Vancomycin-resistant Enterococcus (VRE) facts

West Park Healthcare Centre takes your care and safety very seriously, and we are committed to transparency. On a quarterly basis we report our Vancomycin-resistant Enterococcus (VRE) bloodstream infection rates here on our website.

If you have any questions about the information below or about our hospital’s infection prevention and control program, please contact West Park Healthcare Centre's Infection Control via e-mail or by phone at 416-243-3600 ext. 2718.

Vancomycin-resistant Enterococcus (VRE) bacteremia rates West Park Healthcare Centre posts its infection rates online on a quarterly basis. On this website, you can find information about hospital-acquired infection rates for VRE bacteremias.

What is a bacteremia?

Bacteremia is the presence of bacteria in the bloodstream and is referred as a bloodstream infection.

What is a case of VRE bacteremia?

A case is a patient identified with laboratory confirmed bloodstream infection with VRE.

What is vancomycin resistant Enterococcus?

Enterococci are germs that live in the gastrointestinal tract (bowels) of most individuals and generally do not cause harm (this is termed "colonization"). Vancomycin-resistant enterococci (VRE) are strains of enterococci that are resistant to the antibiotic vancomycin. If a person has an infection caused by VRE, such as a urinary tract infection or blood infection, it may be more difficult to treat.

How is VRE diagnosed?

All patients are tested for VRE on admission. If a patient shows signs and symptoms of an unexplained infection then additional testing will take place.

What are the risk factors for acquiring VRE?

People at risk for colonization or infection with VRE are usually hospitalized and have an underlying medical condition which makes them susceptible to infection. These conditions include clients/patients/residents with:

  • Critical illnesses in intensive care units;
  • Severe underlying disease or weakened immune systems;
  • Urinary catheters;
  • Exposure to (or contact with) a client/patient/resident with VRE;
  • Antibiotic use, particularly vancomycin;
  • Recent hospitalization in healthcare facilities outside Canada.

How does VRE spread?

VRE is spread from one person to another by contact, often on the hands of caregivers. VRE can be present on the caregiver's hands either from touching contaminated material excreted by an infected person or from touching articles soiled by feces.
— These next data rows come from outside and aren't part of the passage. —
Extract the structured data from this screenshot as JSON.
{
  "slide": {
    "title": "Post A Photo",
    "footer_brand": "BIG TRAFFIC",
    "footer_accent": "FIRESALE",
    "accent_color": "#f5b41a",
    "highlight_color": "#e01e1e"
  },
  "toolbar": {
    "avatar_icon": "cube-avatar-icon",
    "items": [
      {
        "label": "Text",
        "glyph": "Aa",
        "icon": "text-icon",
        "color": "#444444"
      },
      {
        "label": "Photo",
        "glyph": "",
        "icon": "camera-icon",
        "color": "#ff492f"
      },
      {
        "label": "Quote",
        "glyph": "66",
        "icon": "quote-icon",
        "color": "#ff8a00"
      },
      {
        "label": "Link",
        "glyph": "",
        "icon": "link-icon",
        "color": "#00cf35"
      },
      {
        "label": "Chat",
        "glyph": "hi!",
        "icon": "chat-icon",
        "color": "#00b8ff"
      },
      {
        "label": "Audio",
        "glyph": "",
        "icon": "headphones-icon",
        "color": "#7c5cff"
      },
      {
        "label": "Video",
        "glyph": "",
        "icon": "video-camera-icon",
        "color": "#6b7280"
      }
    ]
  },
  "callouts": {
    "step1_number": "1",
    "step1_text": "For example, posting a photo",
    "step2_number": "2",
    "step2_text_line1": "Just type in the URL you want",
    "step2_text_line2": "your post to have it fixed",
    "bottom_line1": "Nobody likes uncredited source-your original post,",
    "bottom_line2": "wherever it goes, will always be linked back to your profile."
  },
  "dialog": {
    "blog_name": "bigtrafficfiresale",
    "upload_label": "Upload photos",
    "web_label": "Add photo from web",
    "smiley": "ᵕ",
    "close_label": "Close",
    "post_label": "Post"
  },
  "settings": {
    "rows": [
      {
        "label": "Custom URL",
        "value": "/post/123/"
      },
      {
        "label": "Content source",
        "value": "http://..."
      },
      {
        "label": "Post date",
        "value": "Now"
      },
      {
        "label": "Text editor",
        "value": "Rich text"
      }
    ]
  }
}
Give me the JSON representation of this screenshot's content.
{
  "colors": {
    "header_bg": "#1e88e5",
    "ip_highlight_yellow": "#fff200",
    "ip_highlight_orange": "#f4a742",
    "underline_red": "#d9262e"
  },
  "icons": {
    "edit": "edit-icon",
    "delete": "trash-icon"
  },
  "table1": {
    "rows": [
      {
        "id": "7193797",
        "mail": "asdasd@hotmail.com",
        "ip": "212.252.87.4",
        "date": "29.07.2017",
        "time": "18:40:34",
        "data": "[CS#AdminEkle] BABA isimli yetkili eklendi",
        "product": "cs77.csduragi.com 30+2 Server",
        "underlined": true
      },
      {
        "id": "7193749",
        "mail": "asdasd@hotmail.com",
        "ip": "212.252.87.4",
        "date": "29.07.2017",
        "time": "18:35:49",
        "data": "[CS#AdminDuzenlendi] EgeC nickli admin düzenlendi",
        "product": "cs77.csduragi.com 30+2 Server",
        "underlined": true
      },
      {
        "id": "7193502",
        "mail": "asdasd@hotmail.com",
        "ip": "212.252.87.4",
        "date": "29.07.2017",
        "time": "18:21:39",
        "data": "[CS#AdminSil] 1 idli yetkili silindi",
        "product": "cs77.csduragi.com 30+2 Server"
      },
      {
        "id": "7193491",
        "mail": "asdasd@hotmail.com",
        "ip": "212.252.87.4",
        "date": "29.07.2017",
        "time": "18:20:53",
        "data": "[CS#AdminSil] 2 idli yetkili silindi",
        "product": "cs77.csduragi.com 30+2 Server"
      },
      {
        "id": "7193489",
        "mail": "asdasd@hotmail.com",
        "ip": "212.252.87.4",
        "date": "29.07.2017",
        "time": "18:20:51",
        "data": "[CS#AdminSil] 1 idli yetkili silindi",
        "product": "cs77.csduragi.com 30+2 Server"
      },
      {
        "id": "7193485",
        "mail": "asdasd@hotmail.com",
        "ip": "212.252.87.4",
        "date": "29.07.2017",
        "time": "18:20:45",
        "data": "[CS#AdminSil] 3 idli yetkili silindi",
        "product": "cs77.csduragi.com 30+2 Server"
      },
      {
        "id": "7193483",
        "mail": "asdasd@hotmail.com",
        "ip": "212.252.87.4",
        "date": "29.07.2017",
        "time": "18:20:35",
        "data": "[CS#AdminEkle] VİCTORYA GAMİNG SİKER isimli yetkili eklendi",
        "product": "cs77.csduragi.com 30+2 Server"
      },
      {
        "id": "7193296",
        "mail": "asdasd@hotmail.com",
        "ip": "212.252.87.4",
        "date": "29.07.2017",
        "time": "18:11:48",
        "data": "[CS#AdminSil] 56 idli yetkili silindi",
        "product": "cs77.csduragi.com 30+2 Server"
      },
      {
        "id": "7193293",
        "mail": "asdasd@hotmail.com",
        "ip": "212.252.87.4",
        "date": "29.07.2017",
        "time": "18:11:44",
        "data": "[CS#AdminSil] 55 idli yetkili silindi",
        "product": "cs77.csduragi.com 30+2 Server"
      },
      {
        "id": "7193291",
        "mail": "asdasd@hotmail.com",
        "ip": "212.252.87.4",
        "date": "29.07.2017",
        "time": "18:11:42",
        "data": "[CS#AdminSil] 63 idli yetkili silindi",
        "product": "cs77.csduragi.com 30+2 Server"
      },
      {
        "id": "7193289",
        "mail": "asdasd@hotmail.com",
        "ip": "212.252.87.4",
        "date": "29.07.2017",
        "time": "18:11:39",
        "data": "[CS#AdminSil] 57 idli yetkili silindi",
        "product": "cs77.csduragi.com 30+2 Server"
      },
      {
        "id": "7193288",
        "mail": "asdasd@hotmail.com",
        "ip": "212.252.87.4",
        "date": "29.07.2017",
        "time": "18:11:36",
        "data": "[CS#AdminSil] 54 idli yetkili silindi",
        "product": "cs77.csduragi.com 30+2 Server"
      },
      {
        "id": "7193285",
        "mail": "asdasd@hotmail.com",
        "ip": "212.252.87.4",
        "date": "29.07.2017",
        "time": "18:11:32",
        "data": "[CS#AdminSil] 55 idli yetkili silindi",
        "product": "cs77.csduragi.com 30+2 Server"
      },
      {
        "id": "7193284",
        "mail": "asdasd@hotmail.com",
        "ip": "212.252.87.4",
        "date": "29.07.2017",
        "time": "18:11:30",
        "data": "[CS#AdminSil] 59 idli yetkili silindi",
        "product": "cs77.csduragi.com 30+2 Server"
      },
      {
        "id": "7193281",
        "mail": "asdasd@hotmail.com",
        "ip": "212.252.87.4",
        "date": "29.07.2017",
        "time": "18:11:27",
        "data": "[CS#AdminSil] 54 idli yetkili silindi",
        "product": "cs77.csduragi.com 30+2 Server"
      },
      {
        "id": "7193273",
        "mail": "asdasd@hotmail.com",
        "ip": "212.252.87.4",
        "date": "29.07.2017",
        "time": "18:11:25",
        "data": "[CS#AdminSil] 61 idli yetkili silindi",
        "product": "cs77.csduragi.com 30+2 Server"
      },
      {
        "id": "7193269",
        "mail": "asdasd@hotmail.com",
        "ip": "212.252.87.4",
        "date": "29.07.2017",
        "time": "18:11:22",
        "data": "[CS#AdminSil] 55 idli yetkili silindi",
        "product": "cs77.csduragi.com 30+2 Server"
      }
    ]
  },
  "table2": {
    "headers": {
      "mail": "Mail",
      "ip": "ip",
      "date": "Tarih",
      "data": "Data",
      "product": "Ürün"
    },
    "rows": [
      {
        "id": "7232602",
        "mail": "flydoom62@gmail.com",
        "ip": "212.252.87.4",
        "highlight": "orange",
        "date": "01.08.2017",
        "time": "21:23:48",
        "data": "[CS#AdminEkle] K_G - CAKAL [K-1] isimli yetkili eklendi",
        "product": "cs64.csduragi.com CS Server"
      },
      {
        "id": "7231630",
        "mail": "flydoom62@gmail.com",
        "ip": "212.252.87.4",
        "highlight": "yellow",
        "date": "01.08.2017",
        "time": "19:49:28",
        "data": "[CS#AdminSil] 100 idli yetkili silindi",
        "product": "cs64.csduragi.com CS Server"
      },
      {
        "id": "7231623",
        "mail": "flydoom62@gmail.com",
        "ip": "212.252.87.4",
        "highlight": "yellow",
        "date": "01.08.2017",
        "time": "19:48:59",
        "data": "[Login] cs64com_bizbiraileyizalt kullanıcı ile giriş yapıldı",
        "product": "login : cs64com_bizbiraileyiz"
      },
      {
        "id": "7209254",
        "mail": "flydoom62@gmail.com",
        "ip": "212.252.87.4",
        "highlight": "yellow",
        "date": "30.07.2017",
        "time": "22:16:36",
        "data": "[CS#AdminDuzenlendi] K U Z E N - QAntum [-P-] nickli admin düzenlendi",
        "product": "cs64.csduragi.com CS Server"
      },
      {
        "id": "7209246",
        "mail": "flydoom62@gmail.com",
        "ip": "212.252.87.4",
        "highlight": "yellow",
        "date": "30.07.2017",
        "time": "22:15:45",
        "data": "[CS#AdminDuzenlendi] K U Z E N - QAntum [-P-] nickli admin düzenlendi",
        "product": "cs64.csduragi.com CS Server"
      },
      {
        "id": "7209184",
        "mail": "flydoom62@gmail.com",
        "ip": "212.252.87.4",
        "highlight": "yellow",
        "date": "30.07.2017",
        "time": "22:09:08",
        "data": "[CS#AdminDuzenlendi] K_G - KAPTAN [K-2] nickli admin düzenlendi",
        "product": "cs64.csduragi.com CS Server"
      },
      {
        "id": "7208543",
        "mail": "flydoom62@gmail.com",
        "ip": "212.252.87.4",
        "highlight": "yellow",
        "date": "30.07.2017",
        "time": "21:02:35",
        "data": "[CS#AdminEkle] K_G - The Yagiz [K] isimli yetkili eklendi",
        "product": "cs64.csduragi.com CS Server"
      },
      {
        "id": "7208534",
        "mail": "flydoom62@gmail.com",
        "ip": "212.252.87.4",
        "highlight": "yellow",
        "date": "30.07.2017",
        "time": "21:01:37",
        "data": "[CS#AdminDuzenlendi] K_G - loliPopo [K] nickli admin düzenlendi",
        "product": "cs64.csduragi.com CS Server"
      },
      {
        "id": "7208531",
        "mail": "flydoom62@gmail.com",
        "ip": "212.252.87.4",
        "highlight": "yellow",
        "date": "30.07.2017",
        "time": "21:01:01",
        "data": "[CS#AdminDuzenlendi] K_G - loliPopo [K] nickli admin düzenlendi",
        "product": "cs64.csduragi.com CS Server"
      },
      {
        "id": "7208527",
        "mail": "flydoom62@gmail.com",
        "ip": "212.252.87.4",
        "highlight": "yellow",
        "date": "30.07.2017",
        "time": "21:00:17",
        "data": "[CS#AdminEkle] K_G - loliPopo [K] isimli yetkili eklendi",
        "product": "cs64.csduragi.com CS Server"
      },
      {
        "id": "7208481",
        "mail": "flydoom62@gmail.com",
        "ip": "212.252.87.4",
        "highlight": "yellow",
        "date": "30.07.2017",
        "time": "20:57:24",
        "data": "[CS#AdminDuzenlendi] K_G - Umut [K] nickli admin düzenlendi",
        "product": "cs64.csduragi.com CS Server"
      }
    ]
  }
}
VRE can survive well on hands and can survive for weeks on inanimate objects such as toilet seats, taps, door handles, bedrails, furniture and bedpans. VRE is easy to kill with the proper use of disinfectants and good hand hygiene.

What precautions are used to prevent the appearance of VRE at West Park?

Performing hand hygiene frequently is the best defense against the spread of infection. West Park has hand sanitizers located throughout the Centre, at main entrances, and in clinical units as well as most patient rooms include wash stations at their entrances. West Park emphasizes the highest standard of cleanliness, using trained professional cleaning staff to maintain a clean and safe environment. West Park monitors patient symptoms daily and follows strict infection control guidelines when someone is suspected or confirmed with having VRE.

How does West Park Healthcare Centre control the spread of VRE?

At West Park any person with VRE will be placed on special isolation precautions, which include appropriate accommodation. Their activities outside the room will be restricted. All health care staff who enters the room will wear a gown and gloves. Everyone MUST clean their hands when leaving the room. Dedicated equipment or adequate cleaning and disinfecting of shared equipment including transport equipment is required. Special cleaning procedures are put in place in the affected patient's room to ensure that all frequently touched surfaces are thoroughly cleaned.

Does West Park Healthcare Centre track VRE cases?

All cases of VRE are identified early and the Infection Prevention and Control Service (IPAC) are informed. IPAC then tracks all patients with VRE along with other infections.

To view West Park's infection rates, click here.

For more information about West Park's infection prevention and control initiatives, contact West Park Healthcare Centre's Infection Control via e-mail or by phone at 416-243-3600 ext. 2718.